> **Task prompt**: Gather each line of the entries below that includes "JSON".

Component data from apps and pages
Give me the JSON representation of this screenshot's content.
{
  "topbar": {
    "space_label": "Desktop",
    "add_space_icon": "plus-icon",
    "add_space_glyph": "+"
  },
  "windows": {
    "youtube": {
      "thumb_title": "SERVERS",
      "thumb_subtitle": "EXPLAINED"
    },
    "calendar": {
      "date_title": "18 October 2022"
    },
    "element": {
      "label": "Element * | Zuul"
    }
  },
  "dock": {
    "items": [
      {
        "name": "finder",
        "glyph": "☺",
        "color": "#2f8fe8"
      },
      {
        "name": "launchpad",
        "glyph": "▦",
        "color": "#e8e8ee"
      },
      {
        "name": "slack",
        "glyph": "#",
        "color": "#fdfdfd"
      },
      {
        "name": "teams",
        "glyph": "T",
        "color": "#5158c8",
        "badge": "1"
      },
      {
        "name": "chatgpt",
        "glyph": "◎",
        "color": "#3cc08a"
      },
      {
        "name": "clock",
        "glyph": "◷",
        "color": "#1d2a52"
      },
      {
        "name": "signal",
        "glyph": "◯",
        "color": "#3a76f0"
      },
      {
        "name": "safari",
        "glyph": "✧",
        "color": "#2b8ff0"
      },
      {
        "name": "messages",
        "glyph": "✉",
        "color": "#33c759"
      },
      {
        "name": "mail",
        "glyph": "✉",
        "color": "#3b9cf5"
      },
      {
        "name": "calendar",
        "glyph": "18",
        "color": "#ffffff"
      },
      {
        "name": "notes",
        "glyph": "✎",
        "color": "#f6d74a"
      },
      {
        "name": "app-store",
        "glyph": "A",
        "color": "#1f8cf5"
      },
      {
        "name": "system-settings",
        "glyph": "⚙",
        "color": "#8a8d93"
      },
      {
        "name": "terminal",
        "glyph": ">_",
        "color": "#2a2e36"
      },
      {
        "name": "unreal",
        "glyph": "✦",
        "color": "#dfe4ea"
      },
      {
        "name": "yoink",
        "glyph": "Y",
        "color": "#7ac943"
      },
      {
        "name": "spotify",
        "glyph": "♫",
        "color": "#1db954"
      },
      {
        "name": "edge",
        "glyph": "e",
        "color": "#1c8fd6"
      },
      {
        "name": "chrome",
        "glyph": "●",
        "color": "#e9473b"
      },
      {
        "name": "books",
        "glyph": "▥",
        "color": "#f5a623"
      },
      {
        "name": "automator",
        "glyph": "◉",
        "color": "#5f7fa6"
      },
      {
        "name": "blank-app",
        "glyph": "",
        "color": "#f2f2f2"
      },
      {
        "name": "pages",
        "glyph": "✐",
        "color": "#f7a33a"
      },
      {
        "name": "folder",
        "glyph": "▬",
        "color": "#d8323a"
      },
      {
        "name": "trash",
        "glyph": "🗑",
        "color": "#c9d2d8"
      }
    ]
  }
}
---
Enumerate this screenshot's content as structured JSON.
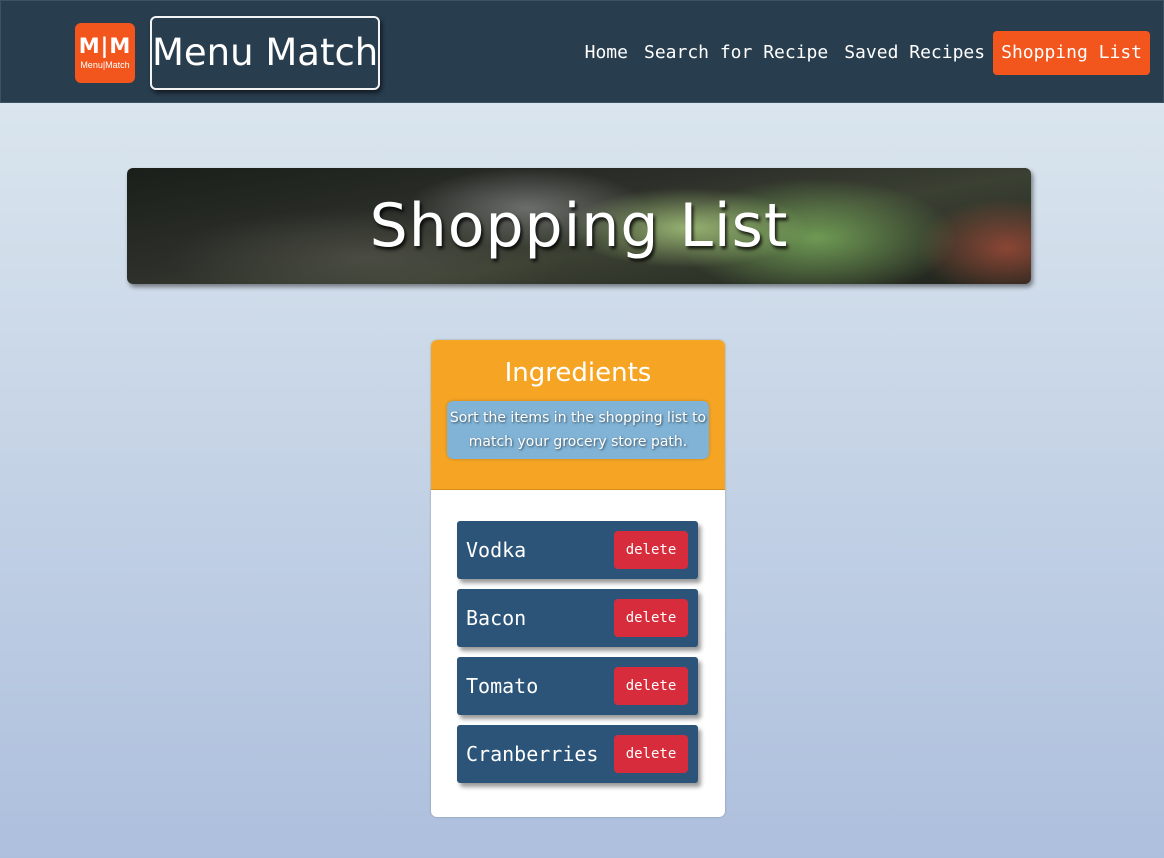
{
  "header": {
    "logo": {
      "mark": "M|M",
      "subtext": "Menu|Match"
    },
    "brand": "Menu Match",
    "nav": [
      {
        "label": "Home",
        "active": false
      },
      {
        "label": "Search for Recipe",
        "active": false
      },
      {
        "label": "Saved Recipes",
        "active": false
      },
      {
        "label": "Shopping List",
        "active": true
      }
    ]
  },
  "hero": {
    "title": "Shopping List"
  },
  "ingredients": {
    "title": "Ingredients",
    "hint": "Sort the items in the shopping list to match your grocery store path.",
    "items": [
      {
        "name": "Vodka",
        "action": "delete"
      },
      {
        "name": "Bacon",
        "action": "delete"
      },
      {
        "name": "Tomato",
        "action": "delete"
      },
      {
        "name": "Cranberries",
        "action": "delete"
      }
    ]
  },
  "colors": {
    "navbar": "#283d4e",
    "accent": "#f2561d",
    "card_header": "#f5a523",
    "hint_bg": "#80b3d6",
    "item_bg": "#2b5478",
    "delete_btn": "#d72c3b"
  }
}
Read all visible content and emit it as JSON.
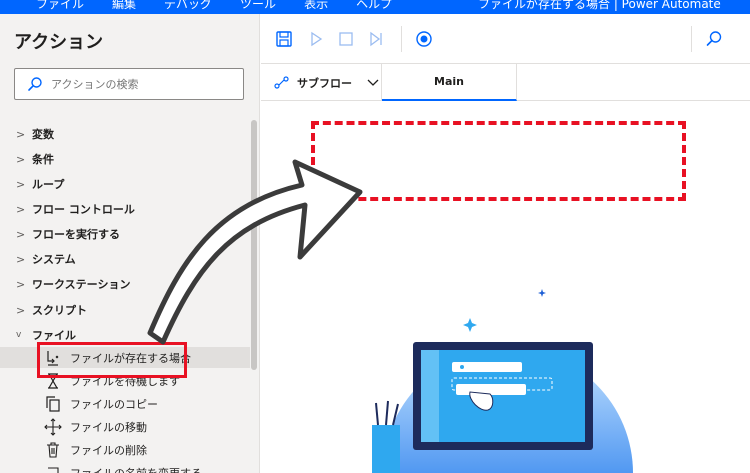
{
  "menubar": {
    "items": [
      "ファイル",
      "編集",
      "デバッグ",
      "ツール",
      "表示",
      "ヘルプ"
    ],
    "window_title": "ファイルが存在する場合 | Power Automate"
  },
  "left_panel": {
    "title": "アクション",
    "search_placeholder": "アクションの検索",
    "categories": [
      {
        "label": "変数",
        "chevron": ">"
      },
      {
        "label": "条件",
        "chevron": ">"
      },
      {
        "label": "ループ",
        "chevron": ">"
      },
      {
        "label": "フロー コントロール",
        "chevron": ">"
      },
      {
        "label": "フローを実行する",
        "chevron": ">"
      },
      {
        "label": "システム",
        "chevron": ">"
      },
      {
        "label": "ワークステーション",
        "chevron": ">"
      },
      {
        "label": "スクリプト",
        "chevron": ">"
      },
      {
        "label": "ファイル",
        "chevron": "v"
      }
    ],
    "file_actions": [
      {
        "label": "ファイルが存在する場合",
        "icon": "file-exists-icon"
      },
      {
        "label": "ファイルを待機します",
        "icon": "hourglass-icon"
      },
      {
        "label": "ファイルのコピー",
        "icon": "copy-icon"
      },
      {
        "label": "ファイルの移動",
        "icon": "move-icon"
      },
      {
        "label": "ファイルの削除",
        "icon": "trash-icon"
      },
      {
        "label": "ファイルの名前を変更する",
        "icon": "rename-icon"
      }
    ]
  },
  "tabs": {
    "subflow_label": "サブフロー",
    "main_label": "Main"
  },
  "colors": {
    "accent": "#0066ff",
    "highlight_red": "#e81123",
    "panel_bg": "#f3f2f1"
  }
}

> **Written answer**:
Give me the JSON representation of this screenshot's content.
Enumerate this screenshot's content as structured JSON.
Read all visible content and emit it as JSON.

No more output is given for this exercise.